Classifications
U.S. Classification568/638, 560/105, 560/138, 525/905, 525/390, 560/107, 560/1
International ClassificationC07F7/18, C08G65/48, C07C41/14, C07C43/257, C07C43/295
Cooperative ClassificationC07C43/257, Y10S525/905, C07F7/1852, C07C43/295, C08G65/485, C07F7/1804, C07C41/14
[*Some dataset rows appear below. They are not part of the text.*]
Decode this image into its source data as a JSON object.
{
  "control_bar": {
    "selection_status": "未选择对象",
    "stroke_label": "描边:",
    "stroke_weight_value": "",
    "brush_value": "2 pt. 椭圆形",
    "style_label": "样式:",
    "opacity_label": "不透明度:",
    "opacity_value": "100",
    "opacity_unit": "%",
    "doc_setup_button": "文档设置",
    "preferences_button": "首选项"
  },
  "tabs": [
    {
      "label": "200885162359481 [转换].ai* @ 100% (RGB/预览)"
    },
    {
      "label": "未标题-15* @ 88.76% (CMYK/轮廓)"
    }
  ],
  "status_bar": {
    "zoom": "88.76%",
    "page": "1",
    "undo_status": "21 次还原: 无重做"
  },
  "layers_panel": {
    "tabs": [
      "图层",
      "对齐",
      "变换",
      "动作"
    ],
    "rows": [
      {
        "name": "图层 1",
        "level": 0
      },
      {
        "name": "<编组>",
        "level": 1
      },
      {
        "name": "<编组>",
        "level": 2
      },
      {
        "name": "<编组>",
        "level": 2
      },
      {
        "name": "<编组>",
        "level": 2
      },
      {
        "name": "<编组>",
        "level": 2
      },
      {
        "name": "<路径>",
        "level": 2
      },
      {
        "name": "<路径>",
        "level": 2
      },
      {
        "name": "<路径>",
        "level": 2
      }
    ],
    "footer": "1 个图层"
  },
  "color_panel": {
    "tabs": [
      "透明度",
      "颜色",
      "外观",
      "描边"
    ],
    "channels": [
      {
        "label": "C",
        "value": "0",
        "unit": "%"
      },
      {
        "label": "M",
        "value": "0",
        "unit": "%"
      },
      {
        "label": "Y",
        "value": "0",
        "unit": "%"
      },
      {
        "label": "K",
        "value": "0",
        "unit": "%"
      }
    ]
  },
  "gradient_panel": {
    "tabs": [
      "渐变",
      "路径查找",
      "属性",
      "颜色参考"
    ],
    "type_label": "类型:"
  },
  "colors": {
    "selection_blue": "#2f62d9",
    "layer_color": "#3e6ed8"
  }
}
European ClassificationC07C41/14, C07C43/295, C08G65/48B, C07C43/257, C07F7/18C, C07F7/18C4D4C